Compensation for Injury

Standard non-alterable text describes the provision for subject injury incurred as a result of this study, if applicable.

Other Considerations

If a research team member has a disclosable financial interest in the outcome of this particular study or research program, a statement to that effect should be inserted. If the study involves collection of specimens, the appropriate standard language should be included.

Contact Information

Includes contact information to answer study questions and standard text that instructs subjects to contact the Research Protections office if they have any comments or questions regarding the conduct of the study and/or their rights as research subjects.

Voluntary Participation

Standard text emphasizes that the decision to participate, or not participate, is solely up to the subject.

Signature Lines

Signature lines should be included for the subject and for the researcher obtaining informed consent. A “Legally-Authorized Representative” signature line should be included if you will obtain surrogate consent or are developing a parental permission form for enrollment of a minor in research. Also, you may obtain the assent of a minor ages 13-17 (as well as parental permission) using this consent form.

A “Witness” signature line must be included for specific types of research. See How to Consent for more information on this topic.

Waiver of Written (Signed) Informed Consent

An IRB may waive the requirement to obtain a signed informed consent document in two situations:

  • The only record linking the participant and the research would be the consent document;
  • The principal risk would be potential harm resulting from a breach of confidentiality;
  • Each participant will be asked whether the participant wants documentation linking the participant with the research, and the participant's wishes will govern;


  • The research presents no more than minimal risk of harm to participants and
  • The research involves no procedures for which written consent is normally required outside of the research context.

In cases where the documentation requirement for informed consent is waived, the IRB often requires the researchers to provide participants with a written statement regarding the research. This written statement requires IRB approval. The template Study Information Sheet can be used as a guide.

Researchers interested in obtaining a waiver of written (signed) informed consent should make sure that their research qualifies for one of the above options, and should address how the research qualifies for each of the option's requirements in the IRB Application.

Waiver or Alteration of Informed Consent

An IRB may approve a consent procedure which does not include, or which alters, some or all of the elements of informed consent, or waive the requirements to obtain informed consent if:

  • The research or clinical investigation involves no more than minimal risk to the participants;
  • The waiver or alteration will not adversely affect the rights and welfare of the participants;
  • The research could not practicably (i.e., capable of being done) be carried out without the waiver or alteration;
  • Whenever appropriate, the participants will be provided with additional pertinent information after participation.

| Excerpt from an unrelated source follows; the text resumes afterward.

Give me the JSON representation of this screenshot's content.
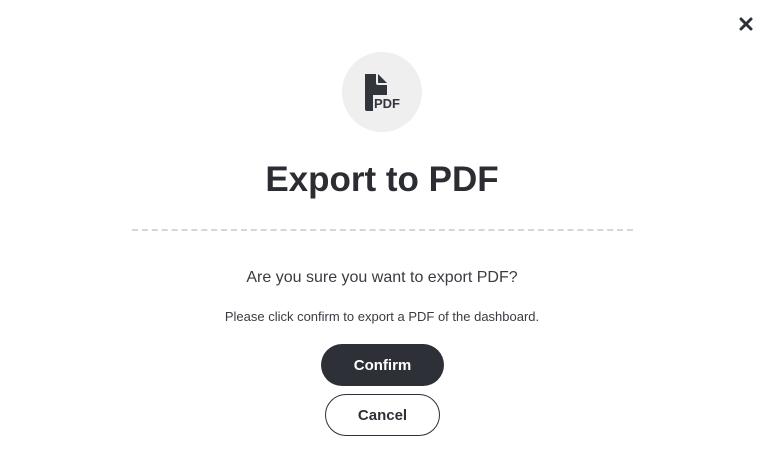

When an IRB waives the requirement to obtain informed consent, it waives the entire requirement for the informed consent process. However, when the IRB grants an alteration of some or all of the elements of the informed consent (e.g., removes a required element of consent from the document), the process of obtaining informed consent is still required. Researchers interested in obtaining a waiver or an alteration of the consent process should address how the research qualifies for each of the above requirements in the IRB Application.